Each entry must be restated exactly as it appears.

+===+

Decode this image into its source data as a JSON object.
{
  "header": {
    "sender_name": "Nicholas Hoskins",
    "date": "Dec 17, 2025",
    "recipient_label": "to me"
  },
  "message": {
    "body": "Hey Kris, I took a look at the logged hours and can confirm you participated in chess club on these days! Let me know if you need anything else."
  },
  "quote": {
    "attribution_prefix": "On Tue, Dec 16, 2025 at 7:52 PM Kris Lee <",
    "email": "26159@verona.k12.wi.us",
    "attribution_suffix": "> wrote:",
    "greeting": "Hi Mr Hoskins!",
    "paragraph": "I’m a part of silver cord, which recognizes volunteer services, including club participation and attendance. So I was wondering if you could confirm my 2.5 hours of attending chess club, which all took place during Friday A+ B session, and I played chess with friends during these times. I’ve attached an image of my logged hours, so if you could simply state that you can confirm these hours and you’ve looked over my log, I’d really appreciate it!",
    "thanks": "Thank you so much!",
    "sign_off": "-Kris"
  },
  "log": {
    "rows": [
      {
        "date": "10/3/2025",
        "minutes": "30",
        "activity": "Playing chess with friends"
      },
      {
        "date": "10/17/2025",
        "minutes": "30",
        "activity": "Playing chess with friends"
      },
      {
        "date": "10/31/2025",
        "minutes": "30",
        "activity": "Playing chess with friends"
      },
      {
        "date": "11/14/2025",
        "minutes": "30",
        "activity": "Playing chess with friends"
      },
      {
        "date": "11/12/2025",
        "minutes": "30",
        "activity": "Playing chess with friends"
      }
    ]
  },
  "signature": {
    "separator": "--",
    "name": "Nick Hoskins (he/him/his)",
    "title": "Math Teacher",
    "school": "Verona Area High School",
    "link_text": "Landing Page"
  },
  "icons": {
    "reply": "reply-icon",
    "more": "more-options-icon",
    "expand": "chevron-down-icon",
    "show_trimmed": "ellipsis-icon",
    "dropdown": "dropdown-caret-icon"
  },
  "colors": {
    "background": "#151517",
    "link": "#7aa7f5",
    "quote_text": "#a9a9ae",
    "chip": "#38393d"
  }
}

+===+

Output below »
Decode this image into its source data as a JSON object.
{
  "header": {
    "sender_name": "Nicholas Hoskins",
    "date": "Dec 17, 2025",
    "recipient_label": "to me"
  },
  "message": {
    "body": "Hey Kris, I took a look at the logged hours and can confirm you participated in chess club on these days! Let me know if you need anything else."
  },
  "quote": {
    "attribution_prefix": "On Tue, Dec 16, 2025 at 7:52 PM Kris Lee <",
    "email": "26159@verona.k12.wi.us",
    "attribution_suffix": "> wrote:",
    "greeting": "Hi Mr Hoskins!",
    "paragraph": "I’m a part of silver cord, which recognizes volunteer services, including club participation and attendance. So I was wondering if you could confirm my 2.5 hours of attending chess club, which all took place during Friday A+ B session, and I played chess with friends during these times. I’ve attached an image of my logged hours, so if you could simply state that you can confirm these hours and you’ve looked over my log, I’d really appreciate it!",
    "thanks": "Thank you so much!",
    "sign_off": "-Kris"
  },
  "log": {
    "rows": [
      {
        "date": "10/3/2025",
        "minutes": "30",
        "activity": "Playing chess with friends"
      },
      {
        "date": "10/17/2025",
        "minutes": "30",
        "activity": "Playing chess with friends"
      },
      {
        "date": "10/31/2025",
        "minutes": "30",
        "activity": "Playing chess with friends"
      },
      {
        "date": "11/14/2025",
        "minutes": "30",
        "activity": "Playing chess with friends"
      },
      {
        "date": "11/12/2025",
        "minutes": "30",
        "activity": "Playing chess with friends"
      }
    ]
  },
  "signature": {
    "separator": "--",
    "name": "Nick Hoskins (he/him/his)",
    "title": "Math Teacher",
    "school": "Verona Area High School",
    "link_text": "Landing Page"
  },
  "icons": {
    "reply": "reply-icon",
    "more": "more-options-icon",
    "expand": "chevron-down-icon",
    "show_trimmed": "ellipsis-icon",
    "dropdown": "dropdown-caret-icon"
  },
  "colors": {
    "background": "#151517",
    "link": "#7aa7f5",
    "quote_text": "#a9a9ae",
    "chip": "#38393d"
  }
}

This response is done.